WWF works to sustain the natural world for the benefit of people and wildlife, collaborating with partners from local to global levels in nearly 100 countries.
Earth Overshoot Day—the point at which humanity has “used up” the amount of resources the planet can safely and sustainably provide and regenerate annually—gets earlier and earlier every year. In 2015 it was August 13. This year it is August 8. While this date is just an estimate to get us thinking about our impact on the planet, it does highlight a startling trend: Humanity is consuming too much.
And our impact on the planet will only grow: The 7 billion humans on Earth today are currently using resources at a rate of about one-and-a-half Earths a year, even as we begin to shift our activities to make smart use of the one and only planet we have. So what will happen in 40 years, when there are 9 billion of us? Or 11 billion in 2100?
WWF is exploring that question every day. In tandem with scientists, entrepreneurs, business and government representatives, subsistence farmers and agricultural corporations, mothers, fathers, sons, and daughters, we are constantly seeking new ways for people and nature to support one another as the number of people on the planet continues to grow. We enlist the help of many, from individuals like those pictured on this page—who’ve been part of our efforts in Bhutan, Chile, Kyrgyzstan, Myanmar, Mozambique, Namibia, and Nepal—to the photographers who captured their images (Gareth Bentley, Sam Hurd, Andy Isaacson, Stephen Kelly, Meridith Kohut, and James Morgan).
To keep our shared home healthy, each and every one of us is going to have to get used to doing more with less.

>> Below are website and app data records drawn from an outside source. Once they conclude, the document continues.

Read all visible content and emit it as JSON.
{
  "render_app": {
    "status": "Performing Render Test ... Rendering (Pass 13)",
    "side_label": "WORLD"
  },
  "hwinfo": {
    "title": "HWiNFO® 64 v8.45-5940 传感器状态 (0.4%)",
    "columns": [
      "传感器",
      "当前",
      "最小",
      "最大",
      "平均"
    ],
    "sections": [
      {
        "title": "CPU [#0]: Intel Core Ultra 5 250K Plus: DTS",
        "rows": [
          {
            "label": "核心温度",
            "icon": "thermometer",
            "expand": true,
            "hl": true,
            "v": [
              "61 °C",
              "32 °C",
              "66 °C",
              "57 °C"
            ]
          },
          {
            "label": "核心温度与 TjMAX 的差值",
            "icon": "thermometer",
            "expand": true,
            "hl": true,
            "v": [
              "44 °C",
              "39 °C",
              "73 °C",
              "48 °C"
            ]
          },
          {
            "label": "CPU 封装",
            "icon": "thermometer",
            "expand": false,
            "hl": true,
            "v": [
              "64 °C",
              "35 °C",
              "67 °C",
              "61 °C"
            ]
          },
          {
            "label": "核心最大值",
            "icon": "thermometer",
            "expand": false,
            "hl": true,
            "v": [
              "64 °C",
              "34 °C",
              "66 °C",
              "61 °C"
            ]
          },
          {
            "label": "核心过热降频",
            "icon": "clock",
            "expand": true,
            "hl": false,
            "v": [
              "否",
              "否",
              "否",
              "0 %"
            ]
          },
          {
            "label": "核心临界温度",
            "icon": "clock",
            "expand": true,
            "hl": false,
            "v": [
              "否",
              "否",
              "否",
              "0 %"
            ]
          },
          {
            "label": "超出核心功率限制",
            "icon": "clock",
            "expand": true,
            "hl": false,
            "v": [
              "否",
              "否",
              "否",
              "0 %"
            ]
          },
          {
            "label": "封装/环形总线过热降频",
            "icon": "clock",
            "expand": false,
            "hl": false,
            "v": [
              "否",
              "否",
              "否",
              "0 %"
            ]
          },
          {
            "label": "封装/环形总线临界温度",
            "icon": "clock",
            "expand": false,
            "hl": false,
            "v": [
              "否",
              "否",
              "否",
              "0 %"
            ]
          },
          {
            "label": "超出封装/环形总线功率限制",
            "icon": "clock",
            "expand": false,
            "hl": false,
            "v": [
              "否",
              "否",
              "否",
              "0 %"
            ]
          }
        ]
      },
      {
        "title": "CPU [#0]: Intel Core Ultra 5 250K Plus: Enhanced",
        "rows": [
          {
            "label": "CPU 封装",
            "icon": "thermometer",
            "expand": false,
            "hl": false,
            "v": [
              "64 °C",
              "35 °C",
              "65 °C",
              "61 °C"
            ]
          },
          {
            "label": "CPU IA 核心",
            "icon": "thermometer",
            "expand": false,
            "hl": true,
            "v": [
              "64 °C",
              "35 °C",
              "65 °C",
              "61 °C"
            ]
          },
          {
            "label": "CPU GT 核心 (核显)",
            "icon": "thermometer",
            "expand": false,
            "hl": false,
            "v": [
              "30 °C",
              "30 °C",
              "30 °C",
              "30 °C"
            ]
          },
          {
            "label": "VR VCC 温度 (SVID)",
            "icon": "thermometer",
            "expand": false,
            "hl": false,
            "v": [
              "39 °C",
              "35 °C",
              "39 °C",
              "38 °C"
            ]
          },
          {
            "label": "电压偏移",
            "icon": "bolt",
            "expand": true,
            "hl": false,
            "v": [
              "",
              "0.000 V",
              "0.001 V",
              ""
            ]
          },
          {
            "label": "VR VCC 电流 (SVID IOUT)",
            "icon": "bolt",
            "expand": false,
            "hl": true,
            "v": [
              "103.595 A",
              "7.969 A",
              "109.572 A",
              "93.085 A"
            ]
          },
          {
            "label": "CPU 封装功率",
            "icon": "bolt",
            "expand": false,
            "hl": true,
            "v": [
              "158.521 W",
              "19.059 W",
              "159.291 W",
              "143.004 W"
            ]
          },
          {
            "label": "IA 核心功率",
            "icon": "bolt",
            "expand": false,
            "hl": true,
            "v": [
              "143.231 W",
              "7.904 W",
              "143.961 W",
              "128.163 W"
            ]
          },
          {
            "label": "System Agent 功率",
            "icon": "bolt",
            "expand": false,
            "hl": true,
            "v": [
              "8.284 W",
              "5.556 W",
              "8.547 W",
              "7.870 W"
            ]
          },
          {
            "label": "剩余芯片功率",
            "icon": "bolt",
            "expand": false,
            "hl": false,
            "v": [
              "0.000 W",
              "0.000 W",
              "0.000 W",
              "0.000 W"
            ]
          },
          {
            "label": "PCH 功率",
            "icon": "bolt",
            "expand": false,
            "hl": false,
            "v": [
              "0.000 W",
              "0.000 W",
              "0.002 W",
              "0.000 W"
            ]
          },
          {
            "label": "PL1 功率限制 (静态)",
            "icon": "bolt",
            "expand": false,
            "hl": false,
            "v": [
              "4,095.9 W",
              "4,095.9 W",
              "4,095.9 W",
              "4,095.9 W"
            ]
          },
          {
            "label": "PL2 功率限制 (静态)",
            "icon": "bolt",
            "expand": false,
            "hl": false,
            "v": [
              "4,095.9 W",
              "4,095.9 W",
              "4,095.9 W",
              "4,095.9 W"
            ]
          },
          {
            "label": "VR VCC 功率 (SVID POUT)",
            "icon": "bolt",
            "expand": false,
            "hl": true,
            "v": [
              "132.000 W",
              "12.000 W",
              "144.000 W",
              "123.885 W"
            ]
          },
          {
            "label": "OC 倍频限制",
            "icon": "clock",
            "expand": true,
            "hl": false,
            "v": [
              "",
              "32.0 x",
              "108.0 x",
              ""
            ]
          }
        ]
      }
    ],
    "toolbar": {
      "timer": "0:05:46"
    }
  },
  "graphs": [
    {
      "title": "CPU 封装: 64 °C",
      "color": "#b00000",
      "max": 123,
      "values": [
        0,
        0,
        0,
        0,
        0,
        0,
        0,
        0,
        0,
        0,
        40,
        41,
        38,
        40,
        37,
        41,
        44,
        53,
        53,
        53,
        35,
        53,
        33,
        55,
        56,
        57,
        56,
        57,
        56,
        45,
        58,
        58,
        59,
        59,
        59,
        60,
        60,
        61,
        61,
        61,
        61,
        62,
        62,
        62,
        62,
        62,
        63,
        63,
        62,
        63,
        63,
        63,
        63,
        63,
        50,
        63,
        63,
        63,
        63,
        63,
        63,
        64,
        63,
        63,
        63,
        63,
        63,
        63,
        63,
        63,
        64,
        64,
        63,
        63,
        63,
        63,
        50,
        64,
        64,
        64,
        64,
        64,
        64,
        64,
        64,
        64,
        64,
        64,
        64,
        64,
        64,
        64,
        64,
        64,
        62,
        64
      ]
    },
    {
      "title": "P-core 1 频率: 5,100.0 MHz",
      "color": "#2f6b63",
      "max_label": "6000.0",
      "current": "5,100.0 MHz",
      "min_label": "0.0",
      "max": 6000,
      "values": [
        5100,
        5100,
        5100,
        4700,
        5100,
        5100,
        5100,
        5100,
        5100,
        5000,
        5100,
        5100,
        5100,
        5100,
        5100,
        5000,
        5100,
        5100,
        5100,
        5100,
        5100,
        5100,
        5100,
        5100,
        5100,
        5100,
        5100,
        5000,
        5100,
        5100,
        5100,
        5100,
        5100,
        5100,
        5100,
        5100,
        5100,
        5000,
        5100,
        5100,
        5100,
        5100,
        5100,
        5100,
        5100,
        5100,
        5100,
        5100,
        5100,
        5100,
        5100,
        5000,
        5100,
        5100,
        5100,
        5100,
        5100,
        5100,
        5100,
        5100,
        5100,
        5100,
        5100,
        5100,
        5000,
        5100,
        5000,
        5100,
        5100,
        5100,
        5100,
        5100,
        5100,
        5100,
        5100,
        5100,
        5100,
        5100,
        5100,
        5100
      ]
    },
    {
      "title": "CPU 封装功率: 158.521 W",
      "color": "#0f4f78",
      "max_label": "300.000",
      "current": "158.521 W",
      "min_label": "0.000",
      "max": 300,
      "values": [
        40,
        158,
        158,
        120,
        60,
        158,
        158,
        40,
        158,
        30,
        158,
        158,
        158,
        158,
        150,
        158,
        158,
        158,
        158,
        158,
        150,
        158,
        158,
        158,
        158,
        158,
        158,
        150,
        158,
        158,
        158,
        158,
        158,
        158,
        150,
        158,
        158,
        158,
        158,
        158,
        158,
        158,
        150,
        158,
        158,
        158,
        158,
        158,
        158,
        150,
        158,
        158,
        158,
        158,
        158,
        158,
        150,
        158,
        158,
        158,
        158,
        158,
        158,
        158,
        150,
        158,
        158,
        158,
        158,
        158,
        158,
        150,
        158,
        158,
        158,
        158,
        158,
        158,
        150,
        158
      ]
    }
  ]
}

But the more we innovate, invest, and change now, the less painful the transition will be. On the following pages, learn what WWF is doing to help.